In contrast, the parties agreed not to opt in to legislation on legal aid in cross-border proceedings, or to the Rome III Regulation on conflicts of law in divorce cases. Nor have they agreed yet on whether to opt in to the pending proposals relating to jurisdiction and choice of law over marital property, and the property of civil partnerships, in the event of relationship breakdown. In general, the recent agreement states that decisions to opt in to measures which have not yet been adopted depend on a future consensus of the relevant parties, or endorsement in a general election.
As for policing and criminal law, the parties agree to opt in to all measures concerning substantive criminal law and most measures concerning EU agencies and mutual recognition. In particular, they agree to opt into seven Directives, regarding: the European Investigation Order; protection orders; trafficking in persons; sexual abuse of children; cyber-crime; market abuse; and counterfeiting the euro. Conversely, they rule out opting in to the legislation on crime victims’ rights, the three Directives on suspects’ rights (concerning interpretation and translation, access to a lawyer and the right to information) and the rules on confiscation of criminal assets. They also rule out opting in to the legislation on EU funding in JHA matters.
They have partly agreed on future measures in this field, agreeing to opt in to the Regulations now under discussion on Europol and Eurojust (the EU prosecutors’ agency) and the Directive on passenger name records, but to opt out of the legislation establishing the European Public Prosecutor. The Commission has also proposed legislation on the European Police College, fraud against EU funds and drug trafficking, along with three more suspects’ rights measures (concerning childrens’ rights, the presumption of innocence and legal aid). Decisions on those measures will again depend upon on a future consensus of the relevant parties, or endorsement in a general election.
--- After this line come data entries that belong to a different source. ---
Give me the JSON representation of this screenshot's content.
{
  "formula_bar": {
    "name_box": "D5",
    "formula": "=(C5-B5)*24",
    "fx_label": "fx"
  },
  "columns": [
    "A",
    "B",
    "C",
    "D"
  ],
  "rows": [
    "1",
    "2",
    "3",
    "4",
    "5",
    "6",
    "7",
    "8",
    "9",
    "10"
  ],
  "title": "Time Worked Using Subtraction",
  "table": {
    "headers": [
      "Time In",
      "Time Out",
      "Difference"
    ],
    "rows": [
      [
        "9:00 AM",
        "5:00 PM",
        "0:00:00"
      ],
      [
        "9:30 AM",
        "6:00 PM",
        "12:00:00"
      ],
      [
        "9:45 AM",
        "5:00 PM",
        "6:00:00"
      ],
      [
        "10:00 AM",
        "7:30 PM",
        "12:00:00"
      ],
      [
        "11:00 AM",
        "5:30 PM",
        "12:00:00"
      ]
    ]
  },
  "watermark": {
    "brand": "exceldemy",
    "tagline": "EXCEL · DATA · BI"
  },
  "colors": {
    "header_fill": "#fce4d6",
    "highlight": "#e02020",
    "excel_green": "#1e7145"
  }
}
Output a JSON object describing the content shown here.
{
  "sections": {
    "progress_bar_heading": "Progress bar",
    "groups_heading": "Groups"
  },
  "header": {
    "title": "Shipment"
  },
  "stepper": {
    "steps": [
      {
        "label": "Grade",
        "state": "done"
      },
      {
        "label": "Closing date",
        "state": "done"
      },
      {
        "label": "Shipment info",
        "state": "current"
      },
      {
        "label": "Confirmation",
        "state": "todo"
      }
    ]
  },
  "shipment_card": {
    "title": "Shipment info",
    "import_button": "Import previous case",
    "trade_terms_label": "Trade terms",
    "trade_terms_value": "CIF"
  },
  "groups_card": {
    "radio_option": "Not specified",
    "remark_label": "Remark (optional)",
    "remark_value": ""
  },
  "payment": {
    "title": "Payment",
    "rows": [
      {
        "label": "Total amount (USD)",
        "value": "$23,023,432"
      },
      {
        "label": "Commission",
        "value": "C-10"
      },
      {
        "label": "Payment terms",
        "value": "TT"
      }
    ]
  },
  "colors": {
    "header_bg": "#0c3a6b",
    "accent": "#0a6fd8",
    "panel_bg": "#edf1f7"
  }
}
The parties’ clarification of their intentions provides useful certainty for the Danish public when it has the opportunity to vote on these issues. In general, in criminal matters Denmark would be participating in the EU measures assisting the prosecution, without any counterbalance by means of recent legislation regarding the rights of victims or suspects. Similarly it would still be participating in the Schengen rules on external border controls and the abolition of internal border checks, without any of the accompanying harmonisation of immigration and asylum law that applies to other Schengen States which are EU members. On the whole, Denmark would also be participating in more JHA legislation than the UK and Ireland – not just as regards full participation in Schengen (as is already the case), but also as regards the EU legislation on inheritance, account preservation, investigation orders, market abuse, currency counterfeiting and Eurojust, all of which one or both of the UK and Ireland have opted out of. On the other hand, the UK and Ireland have opted in to the EU legislation on crime victims’ rights, some of the legislation on suspects’ rights and the first phase of EU asylum law. Given that Ireland participates in the single currency, a Danish ‘yes’ to selective participation in JHA law would cement the UK’s position as the chief non-participant in EU laws which bind most other Member States.